== DATA IN THIS EXERCISE

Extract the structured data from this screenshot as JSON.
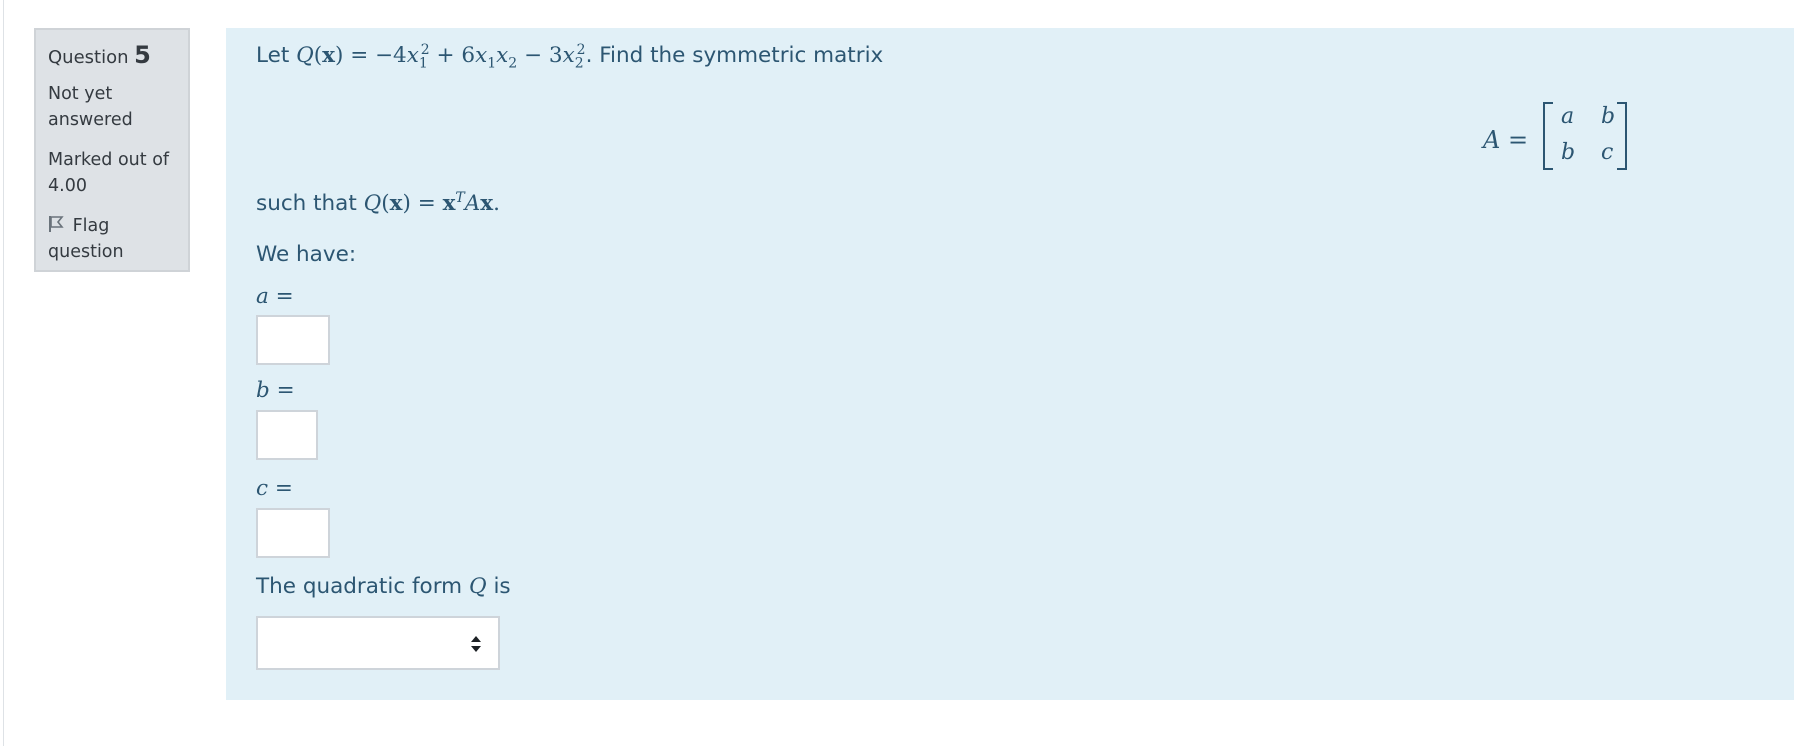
{
  "info": {
    "question_word": "Question",
    "question_number": "5",
    "state": "Not yet answered",
    "grade": "Marked out of 4.00",
    "flag_label": "Flag question"
  },
  "question": {
    "intro_text": "Let",
    "intro_suffix": ". Find the symmetric matrix",
    "such_that_text": "such that",
    "we_have": "We have:",
    "quadratic_form_text": "The quadratic form",
    "quadratic_form_suffix": "is"
  },
  "matrix": {
    "lhs": "A =",
    "cells": [
      "a",
      "b",
      "b",
      "c"
    ]
  },
  "answers": {
    "a_label": "a =",
    "b_label": "b =",
    "c_label": "c =",
    "a_value": "",
    "b_value": "",
    "c_value": "",
    "form_selected": ""
  },
  "colors": {
    "formulation_bg": "#e1f0f7",
    "formulation_text": "#2c5672",
    "info_bg": "#dee2e6"
  }
}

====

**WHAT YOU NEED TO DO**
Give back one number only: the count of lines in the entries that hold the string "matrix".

**RESPONSE TO THIS EXERCISE**
2